A week after the night she chases but fails to catch a mysterious trespasser outside her town house, some unknown party texts Tempe four images of a corpse that looks as if it’s been chewed by wild hogs, because it has been. Showboat Medical Examiner Margot Heavner makes it clear that, breaking with her department’s earlier practice (The Bone Collection, 2016, etc.), she has no intention of calling in Tempe as a consultant and promptly identifies the faceless body herself as that of a young Asian man. Nettled by several errors in Heavner’s analysis, and even more by her willingness to share the gory details at a press conference, Tempe launches her own investigation, which is not so much off the books as against the books. Heavner isn’t exactly mollified when Tempe, aided by retired police detective Skinny Slidell and a host of experts, puts a name to the dead man. But the hints of other crimes Tempe’s identification uncovers, particularly crimes against children, spur her on to redouble her efforts despite the new M.E.’s splenetic outbursts. Before he died, it seems, Felix Vodyanov was linked to a passenger ferry that sank in 1994, an even earlier U.S. government project to research biological agents that could control human behavior, the hinky spiritual retreat Sparkling Waters, the dark web site DeepUnder, and the disappearances of at least four schoolchildren, two of whom have also turned up dead. And why on earth was Vodyanov carrying Tempe’s own contact information? The mounting evidence of ever more and ever worse skulduggery will pull Tempe deeper and deeper down what even she sees as a rabbit hole before she confronts a ringleader implicated in “Drugs. Fraud. Breaking and entering. Arson. Kidnapping. How does attempted murder sound?”

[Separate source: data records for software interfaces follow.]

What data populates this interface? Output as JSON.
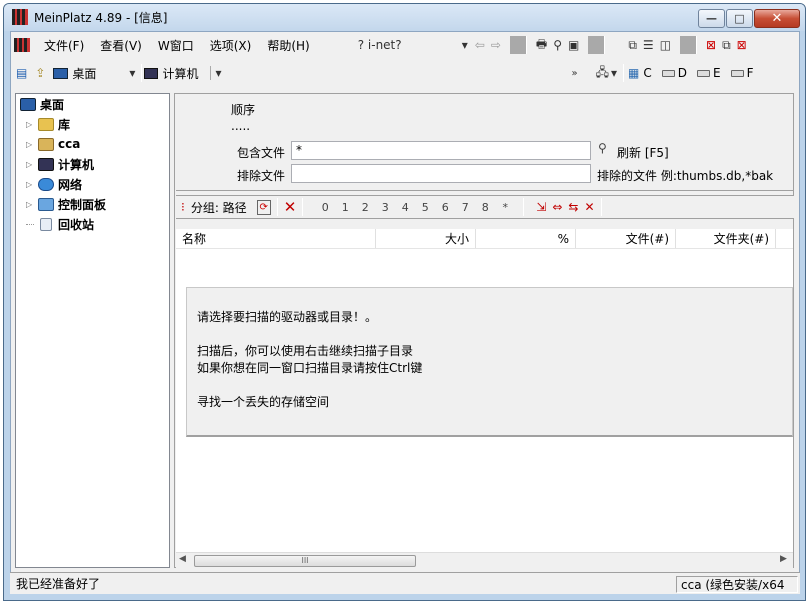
{
  "window": {
    "title": "MeinPlatz 4.89 - [信息]",
    "buttons": {
      "minimize": "—",
      "maximize": "□",
      "close": "✕"
    }
  },
  "menu": {
    "items": [
      "文件(F)",
      "查看(V)",
      "W窗口",
      "选项(X)",
      "帮助(H)"
    ],
    "help_query": "? i-net?"
  },
  "toolbar2": {
    "desktop_combo": "桌面",
    "computer_combo": "计算机",
    "drives": [
      "C",
      "D",
      "E",
      "F"
    ]
  },
  "tree": {
    "items": [
      {
        "label": "桌面",
        "indent": 0,
        "expand": ""
      },
      {
        "label": "库",
        "indent": 1,
        "expand": "▷"
      },
      {
        "label": "cca",
        "indent": 1,
        "expand": "▷"
      },
      {
        "label": "计算机",
        "indent": 1,
        "expand": "▷"
      },
      {
        "label": "网络",
        "indent": 1,
        "expand": "▷"
      },
      {
        "label": "控制面板",
        "indent": 1,
        "expand": "▷"
      },
      {
        "label": "回收站",
        "indent": 1,
        "expand": ""
      }
    ]
  },
  "filter": {
    "order_label": "顺序",
    "order_value": ".....",
    "include_label": "包含文件",
    "include_value": "*",
    "exclude_label": "排除文件",
    "exclude_value": "",
    "refresh_label": "刷新 [F5]",
    "exclude_hint": "排除的文件 例:thumbs.db,*bak"
  },
  "tool3": {
    "group_label": "分组: 路径",
    "levels": [
      "0",
      "1",
      "2",
      "3",
      "4",
      "5",
      "6",
      "7",
      "8",
      "*"
    ]
  },
  "columns": [
    "名称",
    "大小",
    "%",
    "文件(#)",
    "文件夹(#)"
  ],
  "message": {
    "line1": "请选择要扫描的驱动器或目录！。",
    "line2": "扫描后，你可以使用右击继续扫描子目录",
    "line3": "如果你想在同一窗口扫描目录请按住Ctrl键",
    "line4": "寻找一个丢失的存储空间"
  },
  "scrollbar": {
    "thumb": "III"
  },
  "status": {
    "left": "我已经准备好了",
    "right": "cca (绿色安装/x64"
  },
  "colors": {
    "accent_red": "#c00000",
    "title_bg": "#c3d7ec"
  }
}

Forget about solving all these crimes; the signal triumph here is (spoiler) the heroine’s survival.

Pub Date: March 17, 2020

ISBN: 978-1-9821-3888-2

Page Count: 352

Publisher: Scribner

Review Posted Online: Dec. 23, 2019

Kirkus Reviews Issue: Jan. 15, 2020

Did you like this book?


Patterson's thrillers (Virgin, 1980; Black Market, 1986) have plummeted in quality since his promising debut in The Thomas Berryman Number (1976)—with this latest being the sorriest yet: a clanky and witless policer about a criminal mastermind and the cop sworn to take him down. Aside from watching sympathetic homicide dick John ("Stef") Stefanovich comeing to terms with a wheelchair-bound life—legacy of a shotgun blast to the back by drug-and-gun-running archfiend Alexandre St.-Germain—the major interest here lies in marvelling at the author's trashing of fiction convention. The whopper comes early: although St.-Germain is explicity described as being machine-gunned to death by three vigilante cops in a swank brothel (". . .a submachine gun blast nearly ripped off the head of Alexandre St.-Germain"; "The mobster's head and most of his neck had been savaged by the machine-gun volley. The body looked desecrated. . ."), before you know it this latter-day Moriarty is stepping unscathed out of an airplane. What gives? Authorial cheating, that's what—thinly glossed over with some mumbling later on about a "body double." Not that St.-Germain's ersatz death generated much suspense anyway, with subsequent action focusing on, among other items, the gory killings of assorted mob bosses by one of the vigilante cops, and Stef's viewing of pornographic tapes confiscated from that brothel. But readers generous enough to plod on will get to read about the newly Lazarus-ized St.-Germain's crass efforts to revitalize and consolidate the world's crime syndicates ("the Midnight Club"), Stef's predictable tumble for a sexy true-crime writer, and how (isn't one miracle enough for Patterson?) at book's end Stef walks again and gets to embrace a rogue cop who's murdered several people. Ironsides with a badge and a lobotomy.

Pub Date: Jan. 23, 1988

ISBN: 0446676411

Page Count: 384

Publisher: Little, Brown

Review Posted Online: Oct. 3, 2011

Kirkus Reviews Issue: Jan. 1, 1988

Did you like this book?

No Comments Yet